The two text back and forth constantly and try to watch each other’s games whenever possible. Carson agreed that the friendship the two share is special, “He’s just the most positive person I’ve ever been around, he doesn’t say anything bad about anyone and he doesn’t get down on himself or anybody else.”
Both played on their respective teams during the 2012-2013 getting significant playing time and leading ASU and Phoenix College to postseason play. Carson lead the Sun Devils to the second round of the NIT breaking numerous program records and earning co Pac-12 freshman of the year while Isreal averaged 9.2 points per game and helped the Bears to the third game of the NJCAA national tournament.
Fast forward to four weeks ago. Isreal was in the Phoenix College weight room doing reps and jumping rope. “I was just doing some jump ropes, sat down, stood back up and felt another chest pain and I was like ‘man come on’ please,” Isreal said. “I thought it was acid reflex or something so I just sat down and as soon as I stood back up I felt my heart just racing.”

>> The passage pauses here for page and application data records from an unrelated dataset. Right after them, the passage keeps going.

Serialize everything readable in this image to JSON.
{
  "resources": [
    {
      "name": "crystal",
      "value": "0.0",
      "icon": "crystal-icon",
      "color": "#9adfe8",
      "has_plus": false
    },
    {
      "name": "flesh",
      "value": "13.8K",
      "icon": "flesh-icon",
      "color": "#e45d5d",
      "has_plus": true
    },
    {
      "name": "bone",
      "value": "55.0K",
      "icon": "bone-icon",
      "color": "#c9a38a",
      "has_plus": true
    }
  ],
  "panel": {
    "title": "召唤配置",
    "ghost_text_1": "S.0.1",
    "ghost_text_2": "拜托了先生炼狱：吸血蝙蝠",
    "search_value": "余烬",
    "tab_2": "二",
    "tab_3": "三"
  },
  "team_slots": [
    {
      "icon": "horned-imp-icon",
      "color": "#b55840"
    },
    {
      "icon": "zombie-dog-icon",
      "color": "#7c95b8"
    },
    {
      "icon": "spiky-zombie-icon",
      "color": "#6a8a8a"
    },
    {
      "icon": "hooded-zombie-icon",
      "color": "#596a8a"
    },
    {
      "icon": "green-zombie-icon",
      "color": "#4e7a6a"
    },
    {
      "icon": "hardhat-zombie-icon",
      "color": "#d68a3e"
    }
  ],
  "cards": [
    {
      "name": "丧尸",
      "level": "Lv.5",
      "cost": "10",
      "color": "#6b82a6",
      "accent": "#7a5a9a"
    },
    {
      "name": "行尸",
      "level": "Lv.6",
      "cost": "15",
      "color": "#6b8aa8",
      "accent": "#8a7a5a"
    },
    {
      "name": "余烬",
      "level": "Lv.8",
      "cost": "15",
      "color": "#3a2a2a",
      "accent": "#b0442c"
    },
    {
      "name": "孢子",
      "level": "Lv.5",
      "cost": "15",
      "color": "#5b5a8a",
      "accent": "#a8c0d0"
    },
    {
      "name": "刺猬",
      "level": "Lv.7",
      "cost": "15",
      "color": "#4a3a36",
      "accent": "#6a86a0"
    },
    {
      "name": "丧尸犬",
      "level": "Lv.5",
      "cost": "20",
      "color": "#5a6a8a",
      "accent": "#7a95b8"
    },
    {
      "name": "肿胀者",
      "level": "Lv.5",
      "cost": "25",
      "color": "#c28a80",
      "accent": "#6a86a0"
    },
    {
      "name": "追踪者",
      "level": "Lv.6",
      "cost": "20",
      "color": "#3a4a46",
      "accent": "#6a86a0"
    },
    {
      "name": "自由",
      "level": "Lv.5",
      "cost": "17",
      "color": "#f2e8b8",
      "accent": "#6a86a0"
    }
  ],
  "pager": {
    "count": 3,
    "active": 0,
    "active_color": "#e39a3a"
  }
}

Isreal was suffering another collapsed lung, this time on his left side.
Isreal said it didn’t feel like the first time when his right lung collapsed so he tried to go to practice but quickly got winded after two sprints and coach Gordon told him to go see the team doctor.
“We didn’t know what it was,” Gordon said. “We didn’t know how major or minor it was and so we made sure he got it checked out and I’m glad he did because it possibly could have saved his life.”
Isreal was diagnosed with another collapsed lung and spent another eight days in the hospital but has since recovered.
“He’s a good kid who wants to get better, “ Gordon said. “His leadership is going to be important.”
According to Isreal both Newman University in Kansas and University of Minnesota-Duluth, NCAA division two schools, have been recruiting him hard.
“A guy who’s looking to make a basketball career out of this sport and try and make money and something like that happens a person can lose hope,” Carson said. “He just looks forward to the next day and to see somebody who’s so positive in their life have something so negative happen to them and still have a positive attitude about it is definitely something I try and bring into my life.”
Spontaneous Pneumothorax is the official name of Isreal’s condition. It is most common among tall, thin males such as the 175-pound, six-foot-two Isreal. Although there is no family history of collapsed lung, it could happen to Isreal again at any time.
Despite the risks, Isreal attributes his success and daily motivation to get back on the court and continue playing to his mother. He will find out today (Monday) whether or not he will be cleared to return to the court.
“My goal is to try and get overseas (to play basketball),” Isreal said. “ The doctor could have came in and told me I could never play basketball ever again so I just never take anything for granted now and always go hard.”